→ **Your goal**: Every line in the data below that includes "Coffee" belongs in the answer, copied as it stands.

→ **Data supplied**:
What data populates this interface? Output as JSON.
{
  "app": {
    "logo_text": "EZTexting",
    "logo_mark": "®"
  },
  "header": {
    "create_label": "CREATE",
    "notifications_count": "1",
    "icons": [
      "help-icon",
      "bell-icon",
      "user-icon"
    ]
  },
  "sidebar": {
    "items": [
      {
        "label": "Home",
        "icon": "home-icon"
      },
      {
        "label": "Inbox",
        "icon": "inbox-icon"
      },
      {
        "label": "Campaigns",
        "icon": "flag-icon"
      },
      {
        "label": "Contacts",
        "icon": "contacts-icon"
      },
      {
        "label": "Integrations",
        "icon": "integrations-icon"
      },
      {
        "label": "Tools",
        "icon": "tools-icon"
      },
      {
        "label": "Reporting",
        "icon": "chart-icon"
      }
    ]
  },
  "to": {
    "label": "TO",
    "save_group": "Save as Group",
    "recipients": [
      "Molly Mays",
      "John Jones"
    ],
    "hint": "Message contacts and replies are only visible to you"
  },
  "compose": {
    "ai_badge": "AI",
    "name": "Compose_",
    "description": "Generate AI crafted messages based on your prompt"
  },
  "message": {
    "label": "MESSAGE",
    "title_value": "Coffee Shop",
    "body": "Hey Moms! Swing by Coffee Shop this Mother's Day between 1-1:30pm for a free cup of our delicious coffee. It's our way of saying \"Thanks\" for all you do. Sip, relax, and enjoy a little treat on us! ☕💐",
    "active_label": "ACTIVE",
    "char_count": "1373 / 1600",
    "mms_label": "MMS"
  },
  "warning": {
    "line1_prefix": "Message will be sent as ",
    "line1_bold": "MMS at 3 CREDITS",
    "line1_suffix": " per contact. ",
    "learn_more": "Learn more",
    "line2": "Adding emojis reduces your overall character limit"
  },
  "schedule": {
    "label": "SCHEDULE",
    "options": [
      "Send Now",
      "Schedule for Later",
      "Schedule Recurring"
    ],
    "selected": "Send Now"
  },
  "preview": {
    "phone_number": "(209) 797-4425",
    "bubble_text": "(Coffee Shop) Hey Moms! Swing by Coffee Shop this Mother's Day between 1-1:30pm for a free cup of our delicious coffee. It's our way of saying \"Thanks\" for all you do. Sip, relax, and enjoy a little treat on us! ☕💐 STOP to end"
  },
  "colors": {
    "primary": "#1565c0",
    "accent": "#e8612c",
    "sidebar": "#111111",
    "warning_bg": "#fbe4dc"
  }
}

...

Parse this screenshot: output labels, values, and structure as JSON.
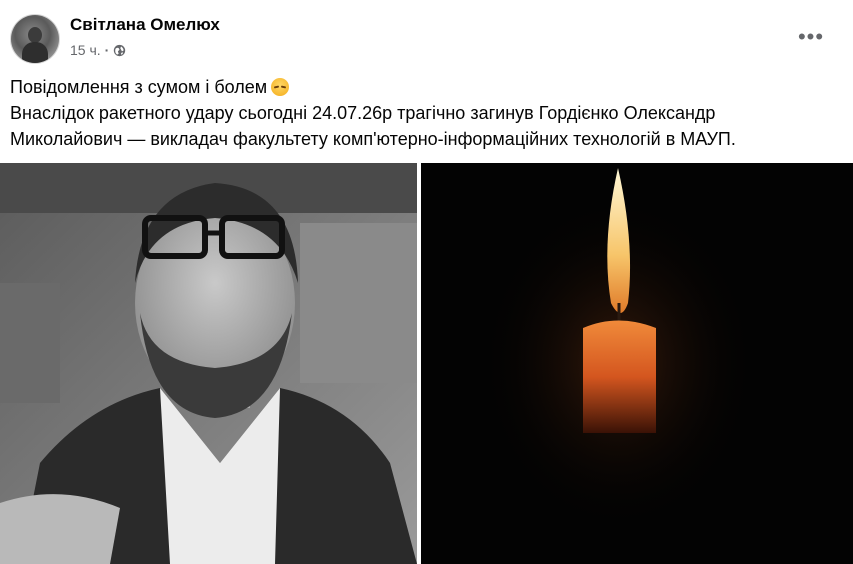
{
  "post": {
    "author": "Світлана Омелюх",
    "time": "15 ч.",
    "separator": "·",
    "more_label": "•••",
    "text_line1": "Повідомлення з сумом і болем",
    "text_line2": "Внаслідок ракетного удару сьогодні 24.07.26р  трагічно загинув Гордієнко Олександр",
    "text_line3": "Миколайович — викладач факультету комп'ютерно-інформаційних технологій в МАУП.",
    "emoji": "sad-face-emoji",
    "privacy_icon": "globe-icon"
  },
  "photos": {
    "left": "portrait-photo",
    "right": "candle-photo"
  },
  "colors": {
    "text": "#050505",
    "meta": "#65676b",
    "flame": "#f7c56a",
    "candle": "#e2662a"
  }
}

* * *

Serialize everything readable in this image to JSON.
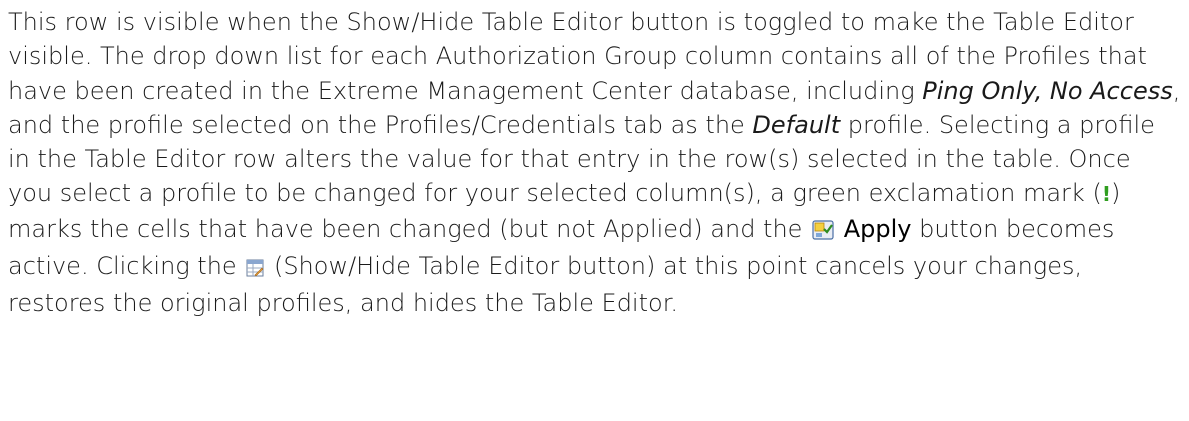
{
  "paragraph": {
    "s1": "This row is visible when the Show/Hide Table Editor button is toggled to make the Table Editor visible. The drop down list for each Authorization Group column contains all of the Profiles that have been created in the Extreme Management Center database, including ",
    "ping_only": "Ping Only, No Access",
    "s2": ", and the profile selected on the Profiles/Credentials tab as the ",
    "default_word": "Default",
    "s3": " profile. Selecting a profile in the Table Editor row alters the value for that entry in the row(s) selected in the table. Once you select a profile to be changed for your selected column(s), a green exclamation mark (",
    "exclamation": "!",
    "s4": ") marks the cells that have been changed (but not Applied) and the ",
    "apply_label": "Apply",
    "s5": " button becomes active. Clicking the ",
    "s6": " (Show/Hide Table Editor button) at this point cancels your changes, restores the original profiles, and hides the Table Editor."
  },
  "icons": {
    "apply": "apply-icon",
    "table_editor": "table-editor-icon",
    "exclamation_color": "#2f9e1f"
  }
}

→ **The completed task**:
    "title_value": "Coffee Shop",
    "body": "Hey Moms! Swing by Coffee Shop this Mother's Day between 1-1:30pm for a free cup of our delicious coffee. It's our way of saying \"Thanks\" for all you do. Sip, relax, and enjoy a little treat on us! ☕💐",
    "bubble_text": "(Coffee Shop) Hey Moms! Swing by Coffee Shop this Mother's Day between 1-1:30pm for a free cup of our delicious coffee. It's our way of saying \"Thanks\" for all you do. Sip, relax, and enjoy a little treat on us! ☕💐 STOP to end"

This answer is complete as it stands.